Records link GOP activist to illegal robo-calls
BRANDON (AP) — Phone, Internet and credit card records connect Daniel Willard to a phone that generated illegal robocalls attacking South Dakota Republican leaders before the 2012 election, a prosecutor said during the trial of the GOP activist.
Willard's lawyer said Tuesday there is no evidence that Willard used the card, and that Internet addresses such as the one connected to Willard could be used by others.
Willard, who has clashed in the past with leaders in his own party, is on trial in Madison accused of violating South Dakota election law because the robocalls did not have required disclaimers about who paid for the calls and how they could be contacted.

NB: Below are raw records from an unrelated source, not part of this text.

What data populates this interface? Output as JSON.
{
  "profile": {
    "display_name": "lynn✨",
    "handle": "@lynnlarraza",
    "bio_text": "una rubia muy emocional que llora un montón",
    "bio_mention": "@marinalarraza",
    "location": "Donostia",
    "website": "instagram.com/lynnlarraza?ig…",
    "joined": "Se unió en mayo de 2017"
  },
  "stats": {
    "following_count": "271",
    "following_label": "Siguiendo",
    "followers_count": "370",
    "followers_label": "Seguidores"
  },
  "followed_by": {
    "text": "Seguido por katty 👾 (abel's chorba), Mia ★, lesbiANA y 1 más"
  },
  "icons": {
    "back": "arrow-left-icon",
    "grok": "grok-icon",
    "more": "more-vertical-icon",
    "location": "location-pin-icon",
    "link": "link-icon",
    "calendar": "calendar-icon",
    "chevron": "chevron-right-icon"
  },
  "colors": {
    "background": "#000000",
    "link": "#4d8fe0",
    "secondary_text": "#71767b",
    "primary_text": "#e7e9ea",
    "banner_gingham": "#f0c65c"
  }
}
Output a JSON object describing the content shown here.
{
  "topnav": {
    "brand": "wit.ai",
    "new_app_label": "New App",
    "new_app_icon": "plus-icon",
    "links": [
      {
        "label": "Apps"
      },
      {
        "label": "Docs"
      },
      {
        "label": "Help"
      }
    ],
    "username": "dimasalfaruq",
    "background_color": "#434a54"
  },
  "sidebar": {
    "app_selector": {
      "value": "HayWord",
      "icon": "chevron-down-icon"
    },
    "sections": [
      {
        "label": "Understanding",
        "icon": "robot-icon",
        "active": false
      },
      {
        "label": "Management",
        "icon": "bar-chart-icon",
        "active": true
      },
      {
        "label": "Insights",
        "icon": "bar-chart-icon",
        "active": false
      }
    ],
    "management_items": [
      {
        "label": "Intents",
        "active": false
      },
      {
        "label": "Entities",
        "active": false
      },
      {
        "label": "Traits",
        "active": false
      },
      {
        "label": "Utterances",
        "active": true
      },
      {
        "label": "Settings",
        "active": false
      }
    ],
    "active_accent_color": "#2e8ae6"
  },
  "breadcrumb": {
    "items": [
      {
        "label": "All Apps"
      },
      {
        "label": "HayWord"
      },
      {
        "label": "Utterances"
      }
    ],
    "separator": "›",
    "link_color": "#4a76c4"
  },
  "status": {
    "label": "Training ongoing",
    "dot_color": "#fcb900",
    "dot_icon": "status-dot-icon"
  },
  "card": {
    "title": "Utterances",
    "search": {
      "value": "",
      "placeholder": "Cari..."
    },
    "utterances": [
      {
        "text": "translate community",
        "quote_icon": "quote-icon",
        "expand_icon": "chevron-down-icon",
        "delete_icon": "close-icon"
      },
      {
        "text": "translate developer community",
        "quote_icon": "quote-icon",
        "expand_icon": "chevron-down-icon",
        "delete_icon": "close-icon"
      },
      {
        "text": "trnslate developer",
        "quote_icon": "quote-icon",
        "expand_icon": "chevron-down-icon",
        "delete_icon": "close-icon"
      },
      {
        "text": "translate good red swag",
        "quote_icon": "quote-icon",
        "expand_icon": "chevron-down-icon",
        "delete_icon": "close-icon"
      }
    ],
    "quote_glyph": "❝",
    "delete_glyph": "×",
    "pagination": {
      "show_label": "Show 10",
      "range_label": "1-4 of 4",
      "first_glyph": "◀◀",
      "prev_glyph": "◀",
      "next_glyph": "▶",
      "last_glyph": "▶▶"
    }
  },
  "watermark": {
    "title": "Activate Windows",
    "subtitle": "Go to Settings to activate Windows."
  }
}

Willard has pleaded not guilty to misdemeanor charges that stem from several robocalls sent last September attacking Republican leaders in the state Legislature for failing to support veterans. The calls said they were "paid for by Veterans Against Unethical Politicians." There is no record of that group with the South Dakota Secretary of State's Office.
Prosecutor Brent Kempema on Tuesday used a chain of reports and an expert witness to demonstrate that Willard's credit card was used to buy the phone at a Sioux Falls Wal-Mart store and that an Internet address connected to the phone was assigned to Willard's household, the Argus Leader newspaper reported.
"It's my intent to ... explain to you how it is shown that Daniel Willard was one of the parties behind making these phone calls," Kempema told jurors in his opening statement.
Willard's lawyer, R. Shawn Tornow, said Willard's credit card bought the phone but there is no evidence Willard actually used the card himself. He also said Internet addresses such as the one connected to Willard could be used by anyone in the same household.
The state's case, Tornow said, is "based on assumptions based on speculation based on conjecture."
Each of the four counts against Willard carry a maximum penalty of one year in a county jail and a $2,000 fine upon conviction.